Professionals are looking for individuals who are not only academically or professionally trained, but are also equipped with IT “soft skills”—the general skills needed to be a successful employee. Mark Shacklett of TechRepublic says “…human interaction and soft skills areas are as much in demand in IT as they were ten years ago. It is why, when I talk with CIOs, that they point to several key areas where they want to see soft skills from their managers and their new hires.” Four important skill areas include, according to Shackle, strong written and oral communication skills, the ability to recognize the human element of projects, the ability to collaborate and the skills to provide project visibility.
Eric P. Bloom, former CIO and president of Manager Mechanics LLC, offers 10 soft skills for those in the IT industry:
1. Negotiation skills: This will be of value when facilitating negotiations between IT and business users, you and IT regarding development resources, and you and the business users trying to minimize project scope creep.
2. Active listening: This will be of great value when trying to collect business requirements, provide quality internal client service, and when gathering information for status reports.
3. Dealing with conflict: This will be of value when IT and users disagree and/or when deadlines are being missed and tensions are running high.
4. Quality client service techniques: As a representative of the IT community, providing quality client service to the business users you support is critical to your job performance and career advancement.
5. Decision making: There are many formalized decision making techniques, such as a decision matrix, that can help you make quality, business appropriate, and defendable decisions that can help you to best service your internal clients and maximize your job performance.
6. Problem solving: Like decision making, there are formalized problem solving techniques, such as Five Whys and Brainstorming that can help you discover a problem’s root cause and define potential solutions.
7. Strategic thinking: Very often a business analyst must think outside-the-box to find innovative business solutions that meet their internal client’s needs. An understanding of strategic thinking techniques can help facilitate this process.
8. Technical writing: A key role of business analysis is the creation of business requirement specifications and other forms of documentation.

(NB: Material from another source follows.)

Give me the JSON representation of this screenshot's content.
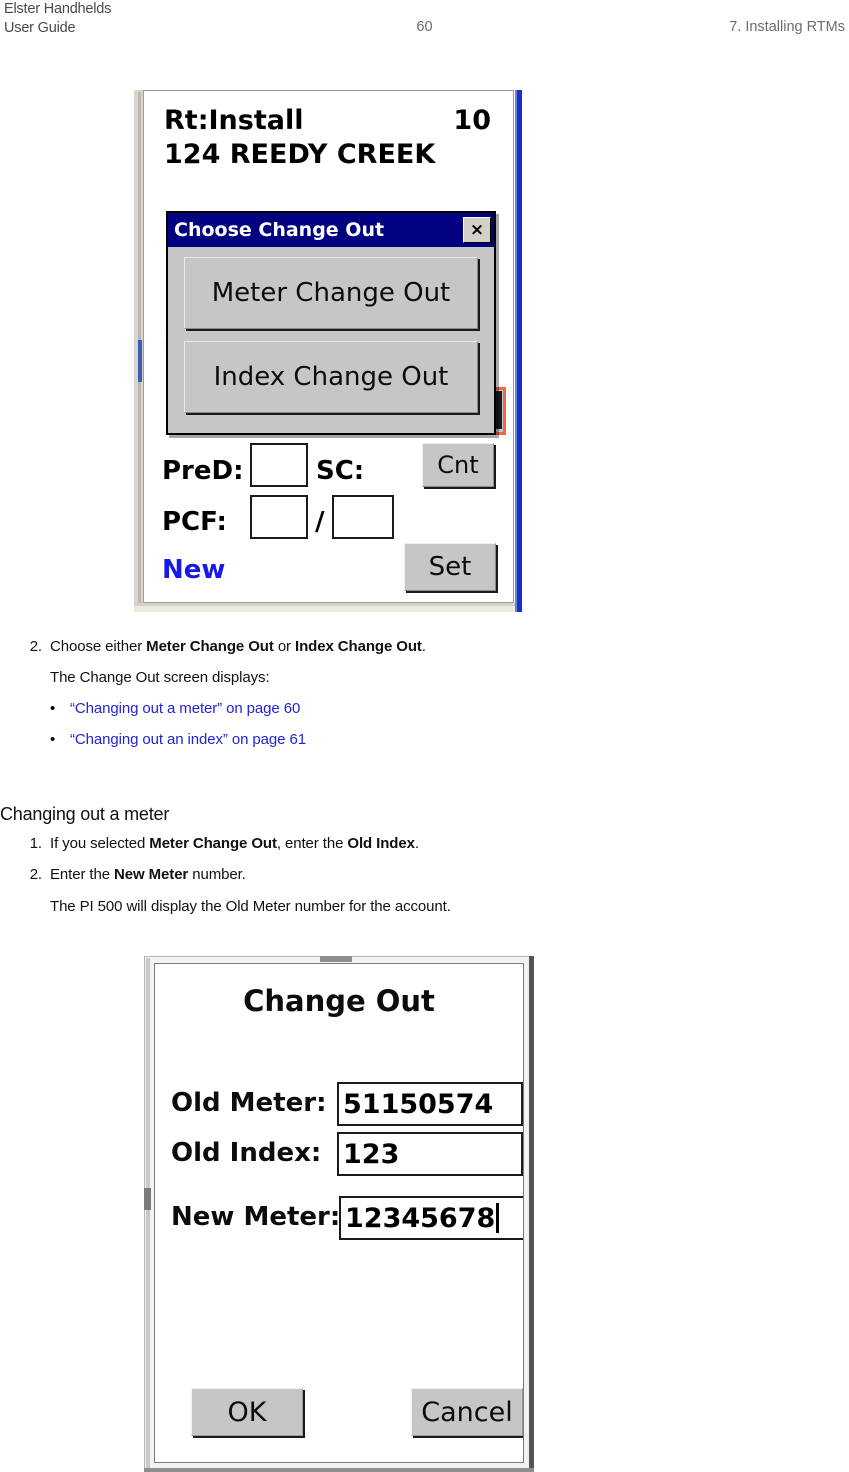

Your ability to develop coherent, informative, and usable documents is a requirement for professional success.
9. Presentation and public speaking: Don’t underestimate the value of creating and delivering quality presentations on topics such as application designs, project status, and business requirements. Generally speaking, the people listening to your presentations are senior IT and business management people. Your ability to impress them with your presentation could have a significant effect on your career growth.
10. Team building: As a business analyst, you may be required to lead formalized and/or ad hoc teams. Your ability to structure, coordination, and lead these teams can not only make you more successful in your current role, but position you for future IT senior positions.
Developing these skills can enhance your appeal as a job candidate and increase productivity once employed.